Capital IdeasTM

Investment insights from Capital Group

Quantitative tightening: Where does it go from here?
Tom Hollenberg
Fixed Income Portfolio Manager

The US Federal Reserve (Fed) signalled that rate cuts are coming, although it remained noncommittal on when they may occur and left its benchmark interest rate unchanged at a range of 5.25% to 5.50% for the fifth consecutive meeting. Fed Chair Jerome Powell also addressed the central bank’s plans for quantitative tightening (QT), indicating that it would soon begin slowing (or tapering) the rate at which it is shrinking its balance sheet, but did not provide details on when the taper would begin.

Since June 2022, the Fed has been conducting a round of quantitative tightening — slowly reducing the size of its balance sheet by allowing securities to mature and not reinvesting the proceeds.
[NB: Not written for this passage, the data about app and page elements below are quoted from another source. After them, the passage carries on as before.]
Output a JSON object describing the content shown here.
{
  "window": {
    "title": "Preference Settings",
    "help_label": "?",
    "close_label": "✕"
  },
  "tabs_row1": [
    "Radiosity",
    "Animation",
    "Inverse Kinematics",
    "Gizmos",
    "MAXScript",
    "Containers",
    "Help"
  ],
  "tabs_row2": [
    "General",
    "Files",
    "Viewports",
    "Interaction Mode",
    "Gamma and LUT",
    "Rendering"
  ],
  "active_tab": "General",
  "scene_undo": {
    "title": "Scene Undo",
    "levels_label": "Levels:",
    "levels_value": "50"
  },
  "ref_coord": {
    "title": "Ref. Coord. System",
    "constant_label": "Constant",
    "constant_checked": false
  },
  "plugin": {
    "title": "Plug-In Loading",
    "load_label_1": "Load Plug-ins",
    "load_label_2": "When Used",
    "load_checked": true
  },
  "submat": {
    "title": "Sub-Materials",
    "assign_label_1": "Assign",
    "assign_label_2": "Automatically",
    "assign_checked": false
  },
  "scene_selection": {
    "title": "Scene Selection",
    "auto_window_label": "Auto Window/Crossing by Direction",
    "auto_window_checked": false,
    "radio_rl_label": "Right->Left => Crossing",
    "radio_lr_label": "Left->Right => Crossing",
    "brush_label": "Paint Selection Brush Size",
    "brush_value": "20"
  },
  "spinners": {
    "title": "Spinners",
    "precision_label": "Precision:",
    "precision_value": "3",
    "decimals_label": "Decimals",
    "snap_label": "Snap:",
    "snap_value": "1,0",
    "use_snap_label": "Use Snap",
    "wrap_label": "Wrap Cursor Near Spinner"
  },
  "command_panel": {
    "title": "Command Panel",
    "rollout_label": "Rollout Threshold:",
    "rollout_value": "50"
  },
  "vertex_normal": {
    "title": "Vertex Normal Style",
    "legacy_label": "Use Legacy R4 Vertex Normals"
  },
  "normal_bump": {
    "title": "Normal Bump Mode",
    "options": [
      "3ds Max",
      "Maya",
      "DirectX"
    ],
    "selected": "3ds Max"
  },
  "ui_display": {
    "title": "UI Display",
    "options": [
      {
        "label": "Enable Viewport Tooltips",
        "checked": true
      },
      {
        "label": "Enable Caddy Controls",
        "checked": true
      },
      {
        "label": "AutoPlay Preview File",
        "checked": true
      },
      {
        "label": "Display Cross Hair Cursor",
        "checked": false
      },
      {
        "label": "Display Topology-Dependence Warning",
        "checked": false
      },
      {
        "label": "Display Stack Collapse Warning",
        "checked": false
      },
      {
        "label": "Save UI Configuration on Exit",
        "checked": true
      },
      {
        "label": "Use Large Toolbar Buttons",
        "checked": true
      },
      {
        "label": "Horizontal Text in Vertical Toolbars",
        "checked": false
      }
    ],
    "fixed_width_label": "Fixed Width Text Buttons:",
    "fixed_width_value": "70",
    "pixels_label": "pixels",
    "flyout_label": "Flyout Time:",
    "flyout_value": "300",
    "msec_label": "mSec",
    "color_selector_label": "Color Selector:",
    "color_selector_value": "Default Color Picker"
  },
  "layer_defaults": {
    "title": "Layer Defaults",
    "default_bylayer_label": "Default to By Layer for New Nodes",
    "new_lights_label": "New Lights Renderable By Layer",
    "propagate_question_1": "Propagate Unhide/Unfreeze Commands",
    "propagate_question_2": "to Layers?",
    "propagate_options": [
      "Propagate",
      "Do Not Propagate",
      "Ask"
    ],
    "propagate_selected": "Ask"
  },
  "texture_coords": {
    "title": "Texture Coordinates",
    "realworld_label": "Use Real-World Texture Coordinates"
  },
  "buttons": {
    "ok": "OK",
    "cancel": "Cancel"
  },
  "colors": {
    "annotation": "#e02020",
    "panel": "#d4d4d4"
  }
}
Now, as inflation nears the Fed’s target, the central bank has signalled it will pare back its quantitative tightening, meaning the balance sheet will continue to decrease but at a slower pace. 
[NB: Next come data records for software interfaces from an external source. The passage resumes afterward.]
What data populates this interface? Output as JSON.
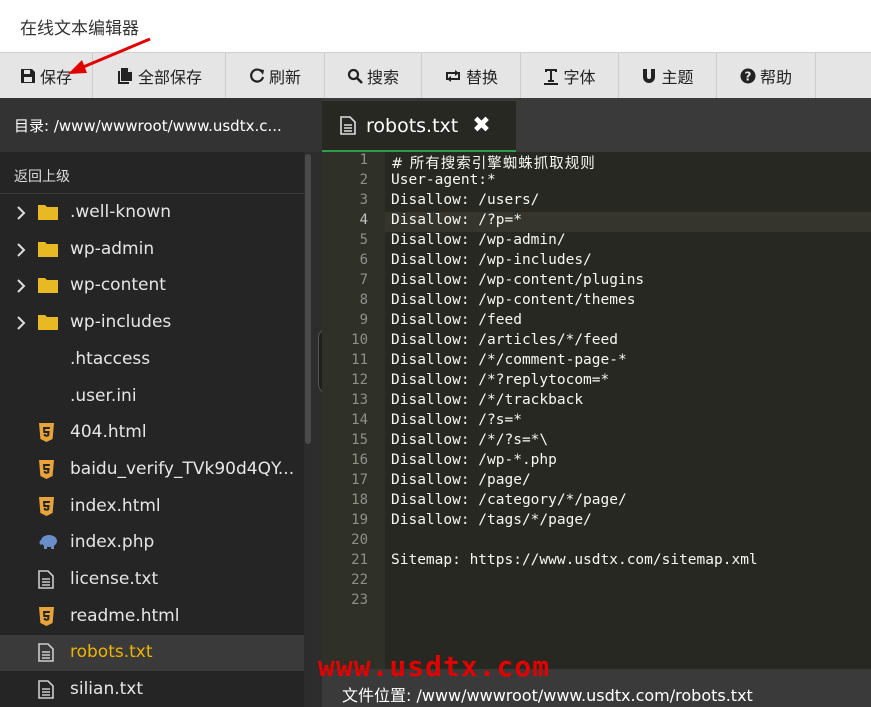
{
  "app": {
    "title": "在线文本编辑器"
  },
  "toolbar": {
    "buttons": [
      {
        "label": "保存",
        "icon": "save-icon"
      },
      {
        "label": "全部保存",
        "icon": "save-all-icon"
      },
      {
        "label": "刷新",
        "icon": "refresh-icon"
      },
      {
        "label": "搜索",
        "icon": "search-icon"
      },
      {
        "label": "替换",
        "icon": "replace-icon"
      },
      {
        "label": "字体",
        "icon": "font-icon"
      },
      {
        "label": "主题",
        "icon": "theme-icon"
      },
      {
        "label": "帮助",
        "icon": "help-icon"
      }
    ]
  },
  "directory": {
    "label": "目录: /www/wwwroot/www.usdtx.c..."
  },
  "sidebar": {
    "back_label": "返回上级",
    "items": [
      {
        "name": ".well-known",
        "type": "folder"
      },
      {
        "name": "wp-admin",
        "type": "folder"
      },
      {
        "name": "wp-content",
        "type": "folder"
      },
      {
        "name": "wp-includes",
        "type": "folder"
      },
      {
        "name": ".htaccess",
        "type": "plain"
      },
      {
        "name": ".user.ini",
        "type": "plain"
      },
      {
        "name": "404.html",
        "type": "html"
      },
      {
        "name": "baidu_verify_TVk90d4QY...",
        "type": "html"
      },
      {
        "name": "index.html",
        "type": "html"
      },
      {
        "name": "index.php",
        "type": "php"
      },
      {
        "name": "license.txt",
        "type": "txt"
      },
      {
        "name": "readme.html",
        "type": "html"
      },
      {
        "name": "robots.txt",
        "type": "txt",
        "active": true
      },
      {
        "name": "silian.txt",
        "type": "txt"
      }
    ]
  },
  "tab": {
    "label": "robots.txt",
    "icon": "file-text-icon",
    "close": "✖"
  },
  "editor": {
    "current_line": 4,
    "lines": [
      "# 所有搜索引擎蜘蛛抓取规则",
      "User-agent:*",
      "Disallow: /users/",
      "Disallow: /?p=*",
      "Disallow: /wp-admin/",
      "Disallow: /wp-includes/",
      "Disallow: /wp-content/plugins",
      "Disallow: /wp-content/themes",
      "Disallow: /feed",
      "Disallow: /articles/*/feed",
      "Disallow: /*/comment-page-*",
      "Disallow: /*?replytocom=*",
      "Disallow: /*/trackback",
      "Disallow: /?s=*",
      "Disallow: /*/?s=*\\",
      "Disallow: /wp-*.php",
      "Disallow: /page/",
      "Disallow: /category/*/page/",
      "Disallow: /tags/*/page/",
      "",
      "Sitemap: https://www.usdtx.com/sitemap.xml",
      "",
      ""
    ]
  },
  "status": {
    "label": "文件位置: /www/wwwroot/www.usdtx.com/robots.txt"
  },
  "watermark": {
    "text": "www.usdtx.com"
  },
  "colors": {
    "active_file": "#f0b400",
    "folder": "#e8b923",
    "html": "#e8a33a",
    "php": "#6a8fc8",
    "tab_accent": "#2e9e4a",
    "watermark": "#e00000"
  }
}
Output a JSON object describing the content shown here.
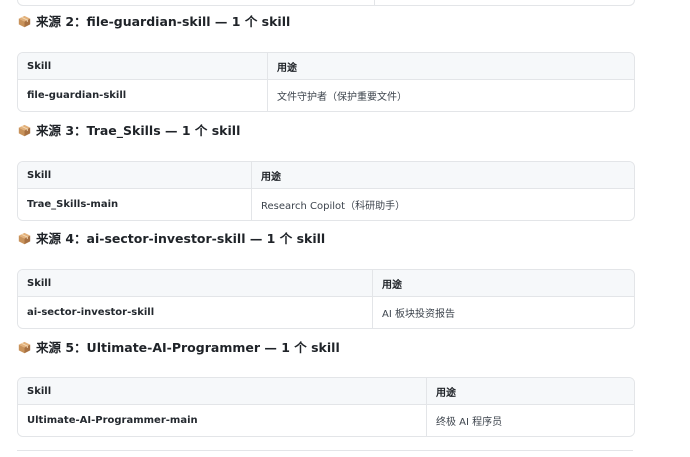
{
  "colors": {
    "box_icon": "#c8925a",
    "border": "#e3e5e8",
    "header_bg": "#f6f8fa"
  },
  "sections": [
    {
      "heading": "来源 2：file-guardian-skill — 1 个 skill",
      "icon": "package-box-icon",
      "table": {
        "headers": [
          "Skill",
          "用途"
        ],
        "rows": [
          [
            "file-guardian-skill",
            "文件守护者（保护重要文件）"
          ]
        ]
      }
    },
    {
      "heading": "来源 3：Trae_Skills — 1 个 skill",
      "icon": "package-box-icon",
      "table": {
        "headers": [
          "Skill",
          "用途"
        ],
        "rows": [
          [
            "Trae_Skills-main",
            "Research Copilot（科研助手）"
          ]
        ]
      }
    },
    {
      "heading": "来源 4：ai-sector-investor-skill — 1 个 skill",
      "icon": "package-box-icon",
      "table": {
        "headers": [
          "Skill",
          "用途"
        ],
        "rows": [
          [
            "ai-sector-investor-skill",
            "AI 板块投资报告"
          ]
        ]
      }
    },
    {
      "heading": "来源 5：Ultimate-AI-Programmer — 1 个 skill",
      "icon": "package-box-icon",
      "table": {
        "headers": [
          "Skill",
          "用途"
        ],
        "rows": [
          [
            "Ultimate-AI-Programmer-main",
            "终极 AI 程序员"
          ]
        ]
      }
    }
  ]
}
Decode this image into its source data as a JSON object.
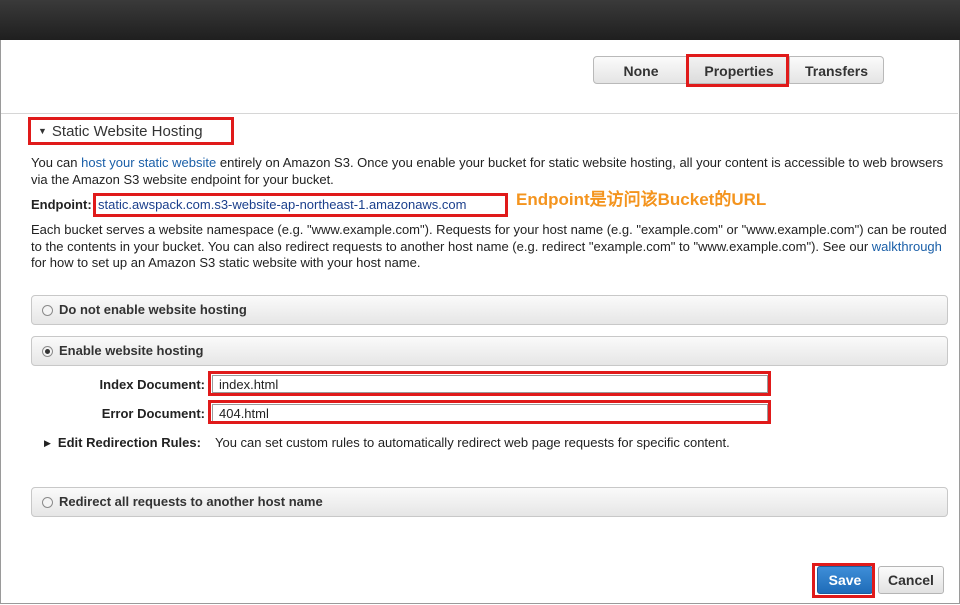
{
  "tabs": [
    {
      "label": "None"
    },
    {
      "label": "Properties"
    },
    {
      "label": "Transfers"
    }
  ],
  "section": {
    "title": "Static Website Hosting"
  },
  "intro": {
    "pre": "You can ",
    "link": "host your static website",
    "post": " entirely on Amazon S3. Once you enable your bucket for static website hosting, all your content is accessible to web browsers via the Amazon S3 website endpoint for your bucket."
  },
  "endpoint": {
    "label": "Endpoint:",
    "url": "static.awspack.com.s3-website-ap-northeast-1.amazonaws.com",
    "annotation": "Endpoint是访问该Bucket的URL"
  },
  "namespace": {
    "pre": "Each bucket serves a website namespace (e.g. \"www.example.com\"). Requests for your host name (e.g. \"example.com\" or \"www.example.com\") can be routed to the contents in your bucket. You can also redirect requests to another host name (e.g. redirect \"example.com\" to \"www.example.com\"). See our ",
    "link": "walkthrough",
    "post": " for how to set up an Amazon S3 static website with your host name."
  },
  "options": {
    "disable": "Do not enable website hosting",
    "enable": "Enable website hosting",
    "redirect": "Redirect all requests to another host name"
  },
  "fields": {
    "index_label": "Index Document:",
    "index_value": "index.html",
    "error_label": "Error Document:",
    "error_value": "404.html"
  },
  "redirection": {
    "label": "Edit Redirection Rules:",
    "text": "You can set custom rules to automatically redirect web page requests for specific content."
  },
  "buttons": {
    "save": "Save",
    "cancel": "Cancel"
  },
  "colors": {
    "highlight": "#e01a1a",
    "annotation": "#f4941e",
    "link": "#1a5fa8"
  }
}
How low can the Fed’s balance sheet go?

Assets on US Federal Reserve Balance Sheet

As at 11 March 2024. “Other” category includes federal agency debt, unamortised premiums on securities, unamortised discounts on securities, repo, float, central bank liquidity swaps, other fed assets, foreign exchange assets, gold, and special drawing rights (SDRs). Sources: Capital Group, US Federal Reserve
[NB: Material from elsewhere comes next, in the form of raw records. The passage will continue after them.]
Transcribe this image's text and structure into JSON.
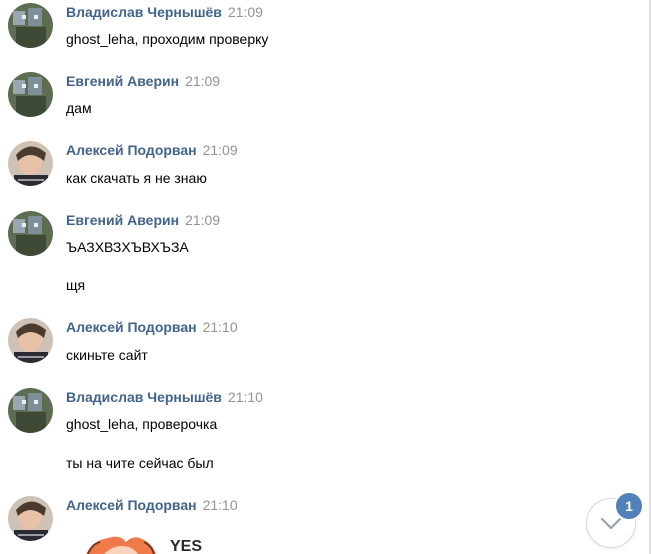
{
  "messages": [
    {
      "author": "Владислав Чернышёв",
      "time": "21:09",
      "avatar": "minecraft",
      "lines": [
        "ghost_leha, проходим проверку"
      ]
    },
    {
      "author": "Евгений Аверин",
      "time": "21:09",
      "avatar": "minecraft",
      "lines": [
        "дам"
      ]
    },
    {
      "author": "Алексей Подорван",
      "time": "21:09",
      "avatar": "photo",
      "lines": [
        "как скачать я не знаю"
      ]
    },
    {
      "author": "Евгений Аверин",
      "time": "21:09",
      "avatar": "minecraft",
      "lines": [
        "ЪАЗХВЗХЪВХЪЗА",
        "щя"
      ]
    },
    {
      "author": "Алексей Подорван",
      "time": "21:10",
      "avatar": "photo",
      "lines": [
        "скиньте сайт"
      ]
    },
    {
      "author": "Владислав Чернышёв",
      "time": "21:10",
      "avatar": "minecraft",
      "lines": [
        "ghost_leha, проверочка",
        "ты на чите сейчас был"
      ]
    },
    {
      "author": "Алексей Подорван",
      "time": "21:10",
      "avatar": "photo",
      "lines": []
    }
  ],
  "sticker_text": "YES",
  "scroll_button": {
    "icon": "chevron-down-icon",
    "unread_count": "1"
  },
  "colors": {
    "author": "#42648b",
    "time": "#939393",
    "badge": "#5181b8"
  }
}
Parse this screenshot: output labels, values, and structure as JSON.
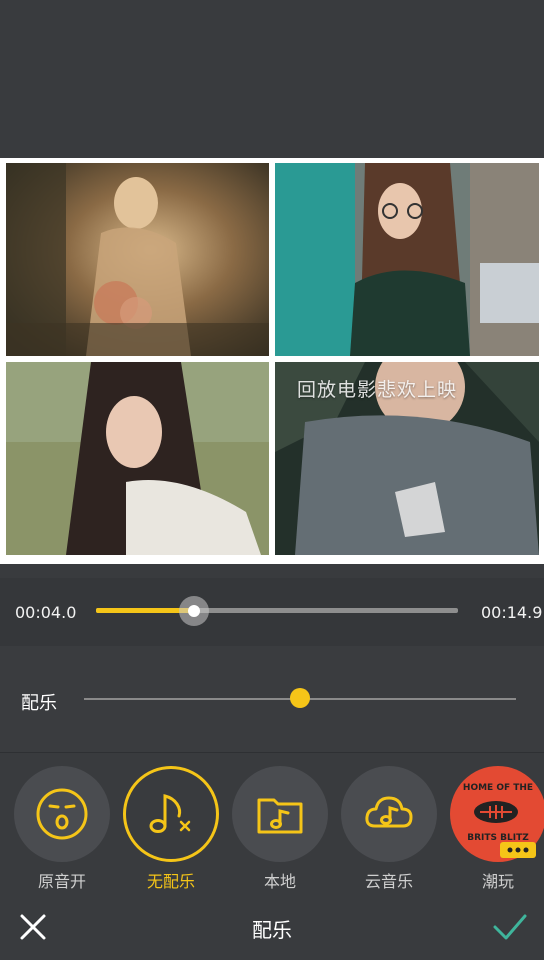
{
  "preview": {
    "overlay_text": "回放电影悲欢上映"
  },
  "timeline": {
    "current_time": "00:04.0",
    "total_time": "00:14.9",
    "progress": 0.27
  },
  "music": {
    "label": "配乐",
    "volume": 0.5
  },
  "options": [
    {
      "label": "原音开",
      "icon": "mouth-face-icon",
      "active": false
    },
    {
      "label": "无配乐",
      "icon": "music-note-off-icon",
      "active": true
    },
    {
      "label": "本地",
      "icon": "folder-music-icon",
      "active": false
    },
    {
      "label": "云音乐",
      "icon": "cloud-music-icon",
      "active": false
    },
    {
      "label": "潮玩",
      "icon": "brits-blitz-badge",
      "active": false
    }
  ],
  "toolbar": {
    "title": "配乐"
  },
  "colors": {
    "accent": "#f5c518",
    "background": "#393b3e",
    "confirm": "#3fb59c"
  }
}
Based on recent statements from Fed governors, the most realistic scenario appears to be that the central bank will begin tapering the QT programme in June, assuming the Fed believes there will be sufficient liquidity in the market. Powell stated that slowing the pace of QT would not mean the Fed is changing the final target level of its balance sheet, although tapering means it would approach that target “more gradually.”

How this will affect markets remains to be seen, but slowing the balance sheet runoff should reduce the likelihood of an unintended liquidity crunch in US Treasury markets, and by extension, broader risk assets.

Tom Hollenberg is a fixed income portfolio manager with 18 years of industry experience. As a fixed income investment analyst, he covers interest rates and options. He holds an MBA in finance from MIT and a bachelor's from Boston College.